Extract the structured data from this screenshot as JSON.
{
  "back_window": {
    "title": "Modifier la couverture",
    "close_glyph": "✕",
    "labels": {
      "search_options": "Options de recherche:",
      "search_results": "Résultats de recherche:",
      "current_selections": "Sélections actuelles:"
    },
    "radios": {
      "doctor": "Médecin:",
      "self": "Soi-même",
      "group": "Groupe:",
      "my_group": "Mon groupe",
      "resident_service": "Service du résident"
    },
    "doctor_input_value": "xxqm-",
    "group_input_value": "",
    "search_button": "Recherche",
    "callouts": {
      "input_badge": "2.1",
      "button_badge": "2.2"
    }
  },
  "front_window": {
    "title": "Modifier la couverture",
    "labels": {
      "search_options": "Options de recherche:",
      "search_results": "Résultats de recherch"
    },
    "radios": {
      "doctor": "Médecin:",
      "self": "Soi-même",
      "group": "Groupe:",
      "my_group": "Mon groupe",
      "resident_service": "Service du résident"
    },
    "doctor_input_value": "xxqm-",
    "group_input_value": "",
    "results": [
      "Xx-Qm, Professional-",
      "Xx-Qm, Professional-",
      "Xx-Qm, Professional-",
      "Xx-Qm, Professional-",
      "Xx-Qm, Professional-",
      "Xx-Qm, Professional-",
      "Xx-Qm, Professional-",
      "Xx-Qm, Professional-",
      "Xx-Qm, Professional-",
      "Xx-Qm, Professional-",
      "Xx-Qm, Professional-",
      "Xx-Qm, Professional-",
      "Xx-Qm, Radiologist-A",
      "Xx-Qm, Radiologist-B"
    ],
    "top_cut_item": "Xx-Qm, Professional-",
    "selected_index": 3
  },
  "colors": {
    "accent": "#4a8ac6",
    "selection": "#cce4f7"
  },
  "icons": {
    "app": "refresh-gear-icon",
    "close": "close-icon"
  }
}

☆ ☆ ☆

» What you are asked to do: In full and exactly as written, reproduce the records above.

» Final answer:
Extract the structured data from this screenshot as JSON.
{
  "back_window": {
    "title": "Modifier la couverture",
    "close_glyph": "✕",
    "labels": {
      "search_options": "Options de recherche:",
      "search_results": "Résultats de recherche:",
      "current_selections": "Sélections actuelles:"
    },
    "radios": {
      "doctor": "Médecin:",
      "self": "Soi-même",
      "group": "Groupe:",
      "my_group": "Mon groupe",
      "resident_service": "Service du résident"
    },
    "doctor_input_value": "xxqm-",
    "group_input_value": "",
    "search_button": "Recherche",
    "callouts": {
      "input_badge": "2.1",
      "button_badge": "2.2"
    }
  },
  "front_window": {
    "title": "Modifier la couverture",
    "labels": {
      "search_options": "Options de recherche:",
      "search_results": "Résultats de recherch"
    },
    "radios": {
      "doctor": "Médecin:",
      "self": "Soi-même",
      "group": "Groupe:",
      "my_group": "Mon groupe",
      "resident_service": "Service du résident"
    },
    "doctor_input_value": "xxqm-",
    "group_input_value": "",
    "results": [
      "Xx-Qm, Professional-",
      "Xx-Qm, Professional-",
      "Xx-Qm, Professional-",
      "Xx-Qm, Professional-",
      "Xx-Qm, Professional-",
      "Xx-Qm, Professional-",
      "Xx-Qm, Professional-",
      "Xx-Qm, Professional-",
      "Xx-Qm, Professional-",
      "Xx-Qm, Professional-",
      "Xx-Qm, Professional-",
      "Xx-Qm, Professional-",
      "Xx-Qm, Radiologist-A",
      "Xx-Qm, Radiologist-B"
    ],
    "top_cut_item": "Xx-Qm, Professional-",
    "selected_index": 3
  },
  "colors": {
    "accent": "#4a8ac6",
    "selection": "#cce4f7"
  },
  "icons": {
    "app": "refresh-gear-icon",
    "close": "close-icon"
  }
}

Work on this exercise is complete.